**Your assignment**
Where the word "Impact" shows up in the entries below, please copy the whole line.

**Data supplied**
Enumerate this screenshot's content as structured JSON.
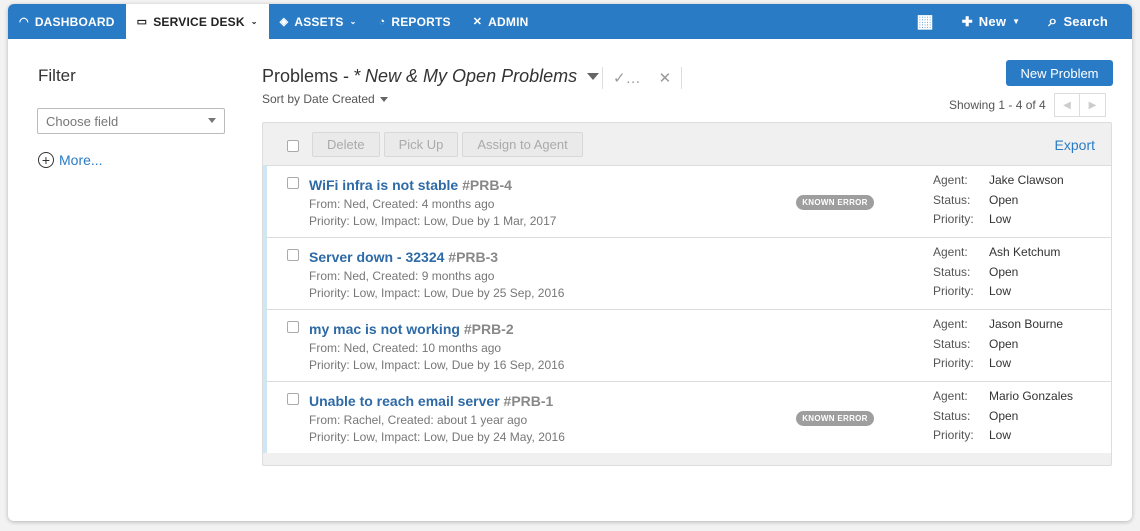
{
  "nav": {
    "items": [
      {
        "label": "DASHBOARD",
        "icon": "gauge-icon",
        "glyph": "◠"
      },
      {
        "label": "SERVICE DESK",
        "icon": "monitor-icon",
        "glyph": "▭",
        "caret": "⌄"
      },
      {
        "label": "ASSETS",
        "icon": "cube-icon",
        "glyph": "◈",
        "caret": "⌄"
      },
      {
        "label": "REPORTS",
        "icon": "pie-chart-icon",
        "glyph": "◔"
      },
      {
        "label": "ADMIN",
        "icon": "tools-icon",
        "glyph": "✕"
      }
    ],
    "new_label": "New",
    "search_label": "Search",
    "calendar_glyph": "▦",
    "plus_glyph": "✚",
    "search_glyph": "⌕",
    "accent": "#2a7bc5"
  },
  "sidebar": {
    "title": "Filter",
    "field_placeholder": "Choose field",
    "more_label": "More...",
    "plus_glyph": "+"
  },
  "header": {
    "title_prefix": "Problems - *",
    "view_name": "New & My Open Problems",
    "check_glyph": "✓…",
    "close_glyph": "✕",
    "sort_label": "Sort by Date Created",
    "new_button": "New Problem",
    "showing": "Showing 1 - 4 of 4",
    "prev_glyph": "◀",
    "next_glyph": "▶"
  },
  "toolbar": {
    "delete": "Delete",
    "pick_up": "Pick Up",
    "assign": "Assign to Agent",
    "export": "Export"
  },
  "rows": [
    {
      "title": "WiFi infra is not stable",
      "id": "#PRB-4",
      "meta1": "From: Ned, Created: 4 months ago",
      "meta2": "Priority: Low,  Impact: Low,  Due by 1 Mar, 2017",
      "badge": "KNOWN ERROR",
      "agent_label": "Agent:",
      "agent": "Jake Clawson",
      "status_label": "Status:",
      "status": "Open",
      "priority_label": "Priority:",
      "priority": "Low"
    },
    {
      "title": "Server down - 32324",
      "id": "#PRB-3",
      "meta1": "From: Ned, Created: 9 months ago",
      "meta2": "Priority: Low,  Impact: Low,  Due by 25 Sep, 2016",
      "badge": "",
      "agent_label": "Agent:",
      "agent": "Ash Ketchum",
      "status_label": "Status:",
      "status": "Open",
      "priority_label": "Priority:",
      "priority": "Low"
    },
    {
      "title": "my mac is not working",
      "id": "#PRB-2",
      "meta1": "From: Ned, Created: 10 months ago",
      "meta2": "Priority: Low,  Impact: Low,  Due by 16 Sep, 2016",
      "badge": "",
      "agent_label": "Agent:",
      "agent": "Jason Bourne",
      "status_label": "Status:",
      "status": "Open",
      "priority_label": "Priority:",
      "priority": "Low"
    },
    {
      "title": "Unable to reach email server",
      "id": "#PRB-1",
      "meta1": "From: Rachel, Created: about 1 year ago",
      "meta2": "Priority: Low,  Impact: Low,  Due by 24 May, 2016",
      "badge": "KNOWN ERROR",
      "agent_label": "Agent:",
      "agent": "Mario Gonzales",
      "status_label": "Status:",
      "status": "Open",
      "priority_label": "Priority:",
      "priority": "Low"
    }
  ]
}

**Answer section**
      "meta2": "Priority: Low,  Impact: Low,  Due by 1 Mar, 2017",
      "meta2": "Priority: Low,  Impact: Low,  Due by 25 Sep, 2016",
      "meta2": "Priority: Low,  Impact: Low,  Due by 16 Sep, 2016",
      "meta2": "Priority: Low,  Impact: Low,  Due by 24 May, 2016",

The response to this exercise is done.